Feeding America is one of the nation’s biggest hunger-relief organizations, which consists of 200 food banks from around the country that work together to provide meals for 46 million people at risk for hunger, including children and the elderly. The idea was conceived and put into action by John van Hengel in the late 1960s. Since then, food that otherwise would have been wastefully discarded is being stored in food banks for people in need.
Research conducted by the organization shows that unemployment is a better predictor of food insecurity than poverty among people living in the United States. In 2014, some 46.7 million people were living below the poverty line, among which the median annual income was around $9,200. Feeding America provided assistance to an astounding 46.5 million people last year alone. By investing $0.98 from every donated dollar, the company is able to secure almost 4 billion pounds of food, annually. The help provided by the organization is absolutely invaluable.
Operating from the heart of NYC since 1982, City Harvest is a nonprofit that works with numerous organizations, foundations, corporations and volunteers, to alleviate hunger for the 1.7 million New Yorkers affected by poverty by providing free food deliveries to 500 emergency food programs operating around the city.
According to City Harvest: “In the United States, up to 40% of the food we produce goes to waste.

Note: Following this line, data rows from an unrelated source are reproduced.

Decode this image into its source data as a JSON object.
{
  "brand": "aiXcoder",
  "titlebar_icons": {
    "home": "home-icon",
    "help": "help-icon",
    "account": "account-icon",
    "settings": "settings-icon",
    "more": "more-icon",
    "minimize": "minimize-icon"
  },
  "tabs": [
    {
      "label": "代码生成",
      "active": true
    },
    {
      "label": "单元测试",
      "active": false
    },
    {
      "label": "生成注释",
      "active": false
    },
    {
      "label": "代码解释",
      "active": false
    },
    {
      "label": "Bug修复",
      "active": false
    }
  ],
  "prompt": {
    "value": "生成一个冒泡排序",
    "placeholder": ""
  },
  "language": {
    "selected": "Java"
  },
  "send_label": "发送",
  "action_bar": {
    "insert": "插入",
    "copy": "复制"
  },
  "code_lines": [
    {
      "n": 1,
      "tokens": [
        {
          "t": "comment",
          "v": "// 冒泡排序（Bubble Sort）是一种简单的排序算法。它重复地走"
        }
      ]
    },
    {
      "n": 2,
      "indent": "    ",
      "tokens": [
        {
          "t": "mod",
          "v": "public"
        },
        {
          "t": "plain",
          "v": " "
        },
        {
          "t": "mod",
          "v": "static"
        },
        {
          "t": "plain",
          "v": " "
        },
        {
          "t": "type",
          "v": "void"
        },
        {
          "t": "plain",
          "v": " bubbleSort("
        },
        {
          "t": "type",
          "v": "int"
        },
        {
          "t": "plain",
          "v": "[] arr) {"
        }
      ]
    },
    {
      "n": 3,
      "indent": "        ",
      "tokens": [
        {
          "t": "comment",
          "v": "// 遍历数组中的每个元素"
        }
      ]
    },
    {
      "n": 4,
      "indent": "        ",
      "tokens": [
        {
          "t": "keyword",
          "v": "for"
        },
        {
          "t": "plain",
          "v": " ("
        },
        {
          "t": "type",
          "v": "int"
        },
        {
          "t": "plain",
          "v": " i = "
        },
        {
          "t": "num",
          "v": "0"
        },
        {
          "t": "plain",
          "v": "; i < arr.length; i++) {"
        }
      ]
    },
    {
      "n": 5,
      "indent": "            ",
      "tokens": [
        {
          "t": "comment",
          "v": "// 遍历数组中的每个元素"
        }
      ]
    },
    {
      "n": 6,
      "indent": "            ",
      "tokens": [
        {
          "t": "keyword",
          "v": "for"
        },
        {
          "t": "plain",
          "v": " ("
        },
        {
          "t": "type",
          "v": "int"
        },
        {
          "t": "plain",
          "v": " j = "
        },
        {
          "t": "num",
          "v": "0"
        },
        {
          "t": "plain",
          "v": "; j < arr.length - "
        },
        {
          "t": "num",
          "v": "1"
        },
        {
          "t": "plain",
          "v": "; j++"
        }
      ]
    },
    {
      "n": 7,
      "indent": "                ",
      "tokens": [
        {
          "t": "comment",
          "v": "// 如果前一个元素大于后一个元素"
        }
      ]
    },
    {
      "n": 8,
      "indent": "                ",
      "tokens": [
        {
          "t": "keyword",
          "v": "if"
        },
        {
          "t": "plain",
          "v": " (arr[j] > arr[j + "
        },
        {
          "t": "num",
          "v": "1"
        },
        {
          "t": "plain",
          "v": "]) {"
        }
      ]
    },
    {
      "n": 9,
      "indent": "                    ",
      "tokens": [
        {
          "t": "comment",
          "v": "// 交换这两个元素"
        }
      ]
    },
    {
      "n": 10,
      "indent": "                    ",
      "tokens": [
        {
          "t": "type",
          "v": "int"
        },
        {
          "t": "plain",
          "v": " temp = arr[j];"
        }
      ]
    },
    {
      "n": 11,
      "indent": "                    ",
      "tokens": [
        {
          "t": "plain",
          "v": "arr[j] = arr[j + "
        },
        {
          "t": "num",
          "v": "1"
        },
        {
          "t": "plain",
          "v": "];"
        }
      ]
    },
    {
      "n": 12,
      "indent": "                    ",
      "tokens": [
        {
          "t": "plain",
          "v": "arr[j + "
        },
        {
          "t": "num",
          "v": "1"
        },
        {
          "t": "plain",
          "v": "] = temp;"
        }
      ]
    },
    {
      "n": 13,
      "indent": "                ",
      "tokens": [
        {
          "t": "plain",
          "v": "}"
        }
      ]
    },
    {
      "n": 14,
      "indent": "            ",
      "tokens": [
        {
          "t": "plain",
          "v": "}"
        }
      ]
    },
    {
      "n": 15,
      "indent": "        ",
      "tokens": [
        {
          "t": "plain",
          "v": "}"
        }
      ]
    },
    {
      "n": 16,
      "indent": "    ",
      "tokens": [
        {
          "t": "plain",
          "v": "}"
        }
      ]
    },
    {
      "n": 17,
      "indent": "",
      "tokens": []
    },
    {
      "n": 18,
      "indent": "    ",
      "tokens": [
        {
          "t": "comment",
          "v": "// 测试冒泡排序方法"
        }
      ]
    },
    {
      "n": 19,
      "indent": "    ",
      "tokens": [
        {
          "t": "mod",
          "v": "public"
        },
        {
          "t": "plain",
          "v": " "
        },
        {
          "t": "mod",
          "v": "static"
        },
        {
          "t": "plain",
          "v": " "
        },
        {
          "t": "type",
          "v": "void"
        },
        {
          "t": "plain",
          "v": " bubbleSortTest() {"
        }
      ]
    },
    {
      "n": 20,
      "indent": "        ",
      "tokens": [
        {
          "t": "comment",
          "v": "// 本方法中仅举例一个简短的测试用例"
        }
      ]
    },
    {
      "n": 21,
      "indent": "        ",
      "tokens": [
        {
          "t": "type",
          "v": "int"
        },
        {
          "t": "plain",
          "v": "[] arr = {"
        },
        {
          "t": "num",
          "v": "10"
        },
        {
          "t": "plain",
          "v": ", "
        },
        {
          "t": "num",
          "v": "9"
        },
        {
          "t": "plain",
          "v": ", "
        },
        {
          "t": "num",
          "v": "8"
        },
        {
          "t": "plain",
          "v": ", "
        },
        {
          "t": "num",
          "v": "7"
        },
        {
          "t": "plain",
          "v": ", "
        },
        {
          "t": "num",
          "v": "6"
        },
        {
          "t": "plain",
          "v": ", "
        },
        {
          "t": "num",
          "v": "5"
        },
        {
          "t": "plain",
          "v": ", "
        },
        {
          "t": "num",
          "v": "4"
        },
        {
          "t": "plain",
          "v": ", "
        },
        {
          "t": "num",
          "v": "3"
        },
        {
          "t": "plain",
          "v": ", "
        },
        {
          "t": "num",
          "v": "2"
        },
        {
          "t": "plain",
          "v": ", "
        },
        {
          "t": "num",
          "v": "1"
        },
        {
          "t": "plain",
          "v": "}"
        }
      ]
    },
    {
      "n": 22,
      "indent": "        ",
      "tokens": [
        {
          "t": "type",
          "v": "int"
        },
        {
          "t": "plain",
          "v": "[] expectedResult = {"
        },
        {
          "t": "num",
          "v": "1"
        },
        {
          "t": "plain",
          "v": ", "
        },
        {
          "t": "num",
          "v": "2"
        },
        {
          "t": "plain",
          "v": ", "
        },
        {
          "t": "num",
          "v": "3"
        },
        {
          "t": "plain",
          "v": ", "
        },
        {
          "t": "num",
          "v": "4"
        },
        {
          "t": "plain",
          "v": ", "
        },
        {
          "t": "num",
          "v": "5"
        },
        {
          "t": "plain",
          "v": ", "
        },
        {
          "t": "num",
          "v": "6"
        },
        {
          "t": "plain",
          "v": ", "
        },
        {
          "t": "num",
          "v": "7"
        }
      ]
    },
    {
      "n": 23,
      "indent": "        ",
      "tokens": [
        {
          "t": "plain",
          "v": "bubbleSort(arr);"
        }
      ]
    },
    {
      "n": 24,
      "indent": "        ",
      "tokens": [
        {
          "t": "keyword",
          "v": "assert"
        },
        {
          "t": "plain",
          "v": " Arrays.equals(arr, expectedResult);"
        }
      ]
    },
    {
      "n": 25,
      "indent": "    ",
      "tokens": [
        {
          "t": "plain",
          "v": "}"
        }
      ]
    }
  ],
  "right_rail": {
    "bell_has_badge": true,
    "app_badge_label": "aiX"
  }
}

More than 30 years ago, City Harvest recognized that by redirecting good, excess food to our neighbors in need, we can fight hunger through food rescue…City Harvest will collect 55 million pounds of excess food from restaurants, grocers, bakeries, manufacturers, and farms, and deliver it free of charge to 500 community food programs across the city this year, helping to feed the nearly 1.4 million New Yorkers facing hunger each year.”
Furthermore, the organization works with residents, community organizations, afterschool programs, and local businesses to raise awareness about healthy food, as well as ensuring that people living in underprivileged neighborhoods can still have access to affordable and healthy food.
Factory farming, as we know it today, originated on American poultry farms back in the 1920s and grew into an enormous and enormously profitable industry. By the 1970s, however, the unsustainable practices being used started wrecking havoc on rural economies and local environments.
Though Farm Forward was only incorporated in 2007, the nonprofit is an advocacy and consulting organization that aims to transform the way Americans eat and farm. Many of the organizations policies come from individuals such as Jonathan Safran Foer, the author of Eating Animals and passionate animal rights advocate. The unique role and positioning of the organization helps it lead the fight against irresponsible and harmful farming practices. One of the ways it does so is by partnering with other organizations such as ASPCA and Compassion in World Farming to promote different types of efforts that lead to better treatment of animals and more sustainable farming practices.
According to the Environmental Protection Agency, animal agriculture is the number one cause of water pollution. Considering that we get an astounding 99% of our meat, dairy, poultry, and seafood from factory farms, we have to ensure that the practices of today don’t hinder our ability to produce quality food for everyone—in need or not—tomorrow and beyond. This is why Rewire Me wanted to bring these incredible nonprofits to your attention, we hope you have a happy and informed World Food Day.